Traditional Kubernetes networking is no small feat which we have been deploying for years. While we are used to defining domains and firewalls at places where we need boundaries and control, mapping that in Kubernetes is challenging. “Yes”, you do need additional flexibility beyond the namespace. Having to connect multiple clusters let alone distributing workloads across clouds would need serious planning from NetOps teams.
To effectively govern a multi-cloud environment, a platform which manages across cloud providers is essential. Some of the critical principles include defining guardrails for product teams, policies for security and ability to place application workload on demand across the footprint.

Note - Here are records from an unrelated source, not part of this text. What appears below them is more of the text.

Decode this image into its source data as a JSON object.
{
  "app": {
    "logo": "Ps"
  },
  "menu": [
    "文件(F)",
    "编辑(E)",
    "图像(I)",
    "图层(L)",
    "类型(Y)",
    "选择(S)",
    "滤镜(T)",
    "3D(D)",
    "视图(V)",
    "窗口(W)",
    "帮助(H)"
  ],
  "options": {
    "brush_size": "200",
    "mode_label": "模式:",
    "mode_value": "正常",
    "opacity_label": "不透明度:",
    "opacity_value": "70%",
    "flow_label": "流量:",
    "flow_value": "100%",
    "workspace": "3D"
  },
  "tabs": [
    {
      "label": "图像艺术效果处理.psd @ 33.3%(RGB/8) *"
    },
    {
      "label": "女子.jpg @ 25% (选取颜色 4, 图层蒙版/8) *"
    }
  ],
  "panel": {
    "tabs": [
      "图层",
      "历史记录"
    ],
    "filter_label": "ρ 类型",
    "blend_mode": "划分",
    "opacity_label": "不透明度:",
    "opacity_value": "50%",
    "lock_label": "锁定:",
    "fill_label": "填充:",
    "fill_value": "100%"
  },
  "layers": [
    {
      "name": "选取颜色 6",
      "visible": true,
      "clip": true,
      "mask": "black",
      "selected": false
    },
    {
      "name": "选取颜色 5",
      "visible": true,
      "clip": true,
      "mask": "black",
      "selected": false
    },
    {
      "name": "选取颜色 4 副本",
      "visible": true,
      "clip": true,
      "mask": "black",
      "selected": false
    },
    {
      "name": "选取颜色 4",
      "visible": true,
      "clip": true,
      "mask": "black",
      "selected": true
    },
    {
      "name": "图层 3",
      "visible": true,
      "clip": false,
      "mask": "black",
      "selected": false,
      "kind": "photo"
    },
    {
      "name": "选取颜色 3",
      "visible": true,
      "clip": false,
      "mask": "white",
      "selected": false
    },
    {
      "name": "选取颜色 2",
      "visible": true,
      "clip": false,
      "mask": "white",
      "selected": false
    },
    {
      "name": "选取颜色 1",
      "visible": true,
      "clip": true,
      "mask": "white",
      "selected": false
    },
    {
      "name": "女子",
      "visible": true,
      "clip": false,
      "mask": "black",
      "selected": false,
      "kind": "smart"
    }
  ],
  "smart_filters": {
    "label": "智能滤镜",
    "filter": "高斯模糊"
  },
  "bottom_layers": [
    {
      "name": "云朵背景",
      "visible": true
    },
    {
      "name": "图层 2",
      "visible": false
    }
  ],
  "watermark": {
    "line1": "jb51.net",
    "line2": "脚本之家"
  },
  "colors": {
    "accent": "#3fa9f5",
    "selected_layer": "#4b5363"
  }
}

Isolation for enterprise teams:
Each team operates multiple workloads such as services or batch jobs. These workloads frequently need to communicate with each other and have different preferential treatments. Enable isolation for this set of applications by defining sets of compute resources dedicated per team (especially GPU resources).
Single operator for multi-customer enterprise (aka SaaS provider):
B2B software vendors are increasingly providing SaaS based delivery and need tighter isolation from customer A vs. customer B. Today most delivery of such services are done by hard cluster boundaries, thus leading to cluster sprawl. Cost Optimization and operational efficiency are critical considerations.
Case for Hybrid:
Enterprises who have a data centric application in a datacenter and would like to keep data in the datacenter for compliance reasons need a hybrid/multi-cloud environment.
As per Flexera 2021 State of the cloud report and summarized by Accenture, 31% of enterprises are looking for hybrid solutions for workload bursting (cloud-bursting). Enterprises requiring extra capacity on-demand but need connectivity back to the data store in the datacenter, or certain web properties running in the cloud need to reach back to the datacenter for database access.
76% of companies are adopting multi cloud and hybrid cloud approaches – according to a report by Jean Atelsek @ 451 Research. A similar survey from Accenture, 45% of enterprises responded, ‘Data integration between clouds’ as one of the use cases for multi cloud architecture. Thus, a robust platform that supports and scales multi and hybrid cloud deployment patterns, easily and securely, is the need of the hour for enterprises.